SINT JANSKLOOSTER – Zecc Architects – a small firm based in the Dutch city of Utrecht – is no stranger to adaptive reuse, having built up an impressive portfolio over the years. As fate would have it, when the Society for Preservation of Nature Monuments in the Netherlands was eyeing an old, defunct water tower in the east of the country, seeking to turn it into a viewing platform for the nearby nature reserve, the building’s owner – a water company – approached the architects to come up with ideas for the building.
The water tower – a tall, reinforced concrete structure with a sober brick skin built in 1931 – had acquired monumental status, ruling out any significant changes to the exterior. Interior was a whole different story. ‘Inside, the old stairs were far too dangerous to be used by the public and we liked the idea of creating a dialogue between the old, open steps and the new sculptural staircase. This offers a very intense experience,’ Marnix van der Meer, a partner at Zecc Architects, explains.
The new sculptural staircase is clad in chipboard and snakes through the sublime interior, offering views across the vast column of pure space. ‘Ascending even higher, visitors pass through the old water-reservoir. Here, steel stairs guide them along a wall in order to make them feel small as a reminder of the enormous amount of water that used to be inside,’ Van der Meer continues.
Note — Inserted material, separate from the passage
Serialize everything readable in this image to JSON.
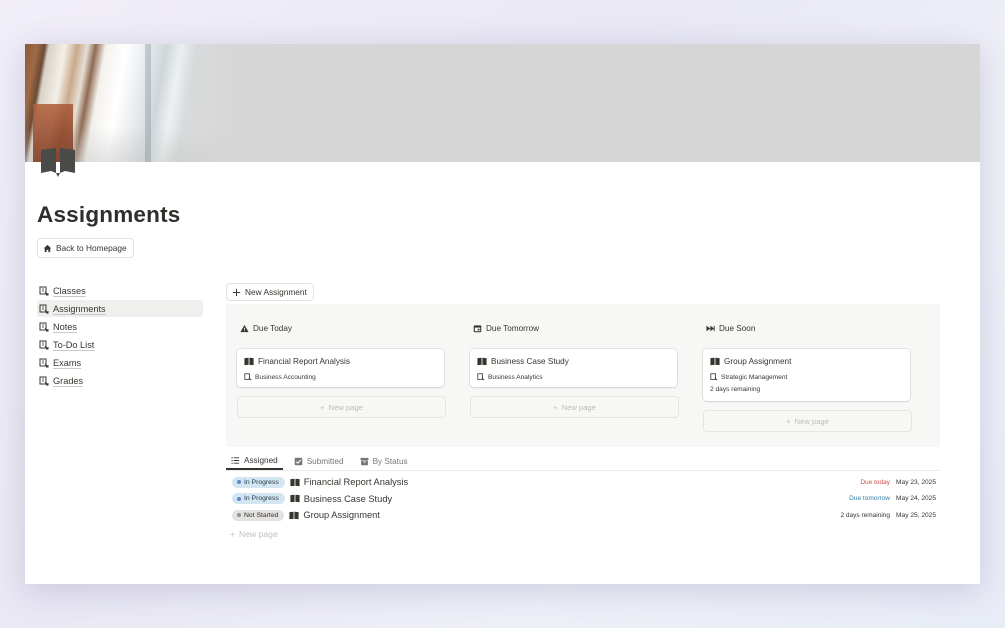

The visitors’ journey ends 45 m above the surrounding landscape, where the architects have succeed to cut through the concrete and create four large windows looking out onto the surrounding countryside. The tower remains ‘a static, silent monolith in the landscape’ – according to the architect – but its interior proves that the journey is just as inspiring as the destination.
Photos Stijn Poelstra